Opportunities such as career development, training, key employee identification, succession planning, performance management, and development are attained through HRD. The focus of all facets of HRD revolves around developing the best workforce so that individual and organisational employees can accomplish their objectives in service to customers. HRD can be formal just like in-classroom training, planned organizational change effort or even a college course.

It can also be informal such as coaching by a manager (Torraco 2005). Dunphy et al. , 2003 asserts that HRM and HRD are essentially related in the view that, both deal with the human resources in any company. Thus, they are collectively termed as personnel management. The goals of HRD are valuable for enhancing organization productivity, whereas HRM is more vague and general. These two units are well tangled and engaged in Google Company (Mulley, 2004).


Amabile, T. A., & Khaire, M 2008, Creativity and the role of the leader. Harvard Business School Publishing.

Bowin, R. B., & Harvey, D 2001, Human resource management. Upper Saddle River: Prentice-Hall.

Budhwar, P. S 2000, Evaluating levels of strategic integration and devolvement of human resource management in the UK. Journal of Personnel Review, Vol. 29, No. 2, Pages: 141-161.

Caufield, J 2005, Where did Google get its value?. portal: Libraries and the Academy, Vol. 5 Issue. 4 Pages: 555-572.

Dunphy, D., Benn, S., & Griffiths, A 2003, Organizational change for corporate sustainability Pages: 695-698. London: Routledge.
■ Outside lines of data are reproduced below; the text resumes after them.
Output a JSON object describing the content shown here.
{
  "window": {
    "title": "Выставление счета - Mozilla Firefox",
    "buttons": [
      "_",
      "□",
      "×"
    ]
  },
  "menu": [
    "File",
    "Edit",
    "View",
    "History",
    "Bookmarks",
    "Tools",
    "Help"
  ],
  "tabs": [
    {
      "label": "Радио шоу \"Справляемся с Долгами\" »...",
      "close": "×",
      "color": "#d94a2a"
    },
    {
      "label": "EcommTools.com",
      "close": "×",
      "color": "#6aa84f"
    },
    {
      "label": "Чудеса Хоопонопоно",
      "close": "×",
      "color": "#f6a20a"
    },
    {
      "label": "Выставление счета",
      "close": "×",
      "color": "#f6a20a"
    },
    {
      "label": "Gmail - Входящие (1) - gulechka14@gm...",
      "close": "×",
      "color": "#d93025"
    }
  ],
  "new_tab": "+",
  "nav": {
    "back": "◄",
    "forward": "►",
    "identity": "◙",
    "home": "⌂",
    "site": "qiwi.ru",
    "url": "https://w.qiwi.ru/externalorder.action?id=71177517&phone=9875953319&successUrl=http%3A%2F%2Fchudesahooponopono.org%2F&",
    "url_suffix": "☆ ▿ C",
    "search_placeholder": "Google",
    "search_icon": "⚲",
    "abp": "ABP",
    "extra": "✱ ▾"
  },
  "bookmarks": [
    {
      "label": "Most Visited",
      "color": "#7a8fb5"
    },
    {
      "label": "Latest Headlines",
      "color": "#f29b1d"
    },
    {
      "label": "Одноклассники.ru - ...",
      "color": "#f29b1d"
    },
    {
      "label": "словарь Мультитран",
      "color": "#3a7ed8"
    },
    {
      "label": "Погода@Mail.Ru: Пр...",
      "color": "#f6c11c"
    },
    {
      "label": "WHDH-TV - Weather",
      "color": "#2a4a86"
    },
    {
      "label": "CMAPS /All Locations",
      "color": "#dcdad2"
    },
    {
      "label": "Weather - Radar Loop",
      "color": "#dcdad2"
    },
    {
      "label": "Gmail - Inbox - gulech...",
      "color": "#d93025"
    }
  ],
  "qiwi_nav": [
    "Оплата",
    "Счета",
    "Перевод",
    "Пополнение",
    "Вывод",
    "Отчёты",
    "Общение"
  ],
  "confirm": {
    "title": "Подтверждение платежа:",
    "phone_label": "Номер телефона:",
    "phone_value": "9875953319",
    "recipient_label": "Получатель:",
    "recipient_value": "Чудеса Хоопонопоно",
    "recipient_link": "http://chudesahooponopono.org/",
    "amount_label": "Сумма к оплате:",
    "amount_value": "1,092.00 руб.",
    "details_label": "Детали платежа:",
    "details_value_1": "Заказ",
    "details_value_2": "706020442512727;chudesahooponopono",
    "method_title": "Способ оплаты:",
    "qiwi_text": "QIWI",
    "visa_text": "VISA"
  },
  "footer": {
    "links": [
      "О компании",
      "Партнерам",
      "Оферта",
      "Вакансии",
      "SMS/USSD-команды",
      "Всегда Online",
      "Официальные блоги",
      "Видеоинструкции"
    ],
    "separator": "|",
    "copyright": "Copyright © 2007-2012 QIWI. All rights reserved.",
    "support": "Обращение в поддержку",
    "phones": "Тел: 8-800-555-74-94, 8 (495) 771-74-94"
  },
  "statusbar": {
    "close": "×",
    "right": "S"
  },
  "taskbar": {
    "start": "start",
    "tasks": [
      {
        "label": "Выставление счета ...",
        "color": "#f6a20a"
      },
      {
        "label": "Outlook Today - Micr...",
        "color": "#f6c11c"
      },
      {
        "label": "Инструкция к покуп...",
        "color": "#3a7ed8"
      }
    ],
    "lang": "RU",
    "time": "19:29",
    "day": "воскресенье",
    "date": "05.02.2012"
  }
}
Freeman, R. E 2010, Strategic management: A stakeholder approach. Cambridge University Press.

Gibb S 2003, Line manager involvement in learning and development: Small beer or big deal? Employee Relations, Vol. 25, Issue. 3, Pages: 281-293.

Josey, G 2005, "How Google searches for Talents". Business Week, Issue 3928 , Pages 51-52.

Lashinsky, A. & Volgestein, F 2004, "Is Google really worth it?". Fortune (Europe). Vol 150, Issue 9 , Pages: 99.

Levenson, E 2003, "Don`t trust me, Google me!". Journal of New Statesman. Vol 132, Issue 4652 , 10-15.

Lund, D. B 2003, Organizational culture and job satisfaction. Journal of Business & Industrial Marketing, Vol. 18 Issue. 3, Pages: 219-236.

Mankin, D. P 2003, Ambiguity and elusiveness: the principal characteristics of the relationship between HRM and HRD. Conference paper presented to the International HRM Conference, Nov., Enschede, The Netherlands.

McCarter, J 2003, "Make Google your business partner". Journal of National Public Accountant , Page 21.

Mullaney, T. J 2004, "A gaggle of reasons to love Google". Business Week. Vol 150, Issue 8 , Pages: 57-59.

Renwick D, 2003, Line manager involvement in HRM: an inside view? Journal of Employee Relations, Vol.25, No.3, Pages: 262-280.

Schoenberger, C. R 2004, "Out of Context". Forbes Vol 174, Issue 11 , Pages 64-68.

Torraco, R. J 2005, Human Resource Development. Human Resource Development Review, Vol. 4, Issue. 3, Pages: 356-367.

Werner, J. M., & DeSimone, R. L 2011, Human resource development. Cengage Learning.

Download full paperFile format: .doc, available for editing
Contact Us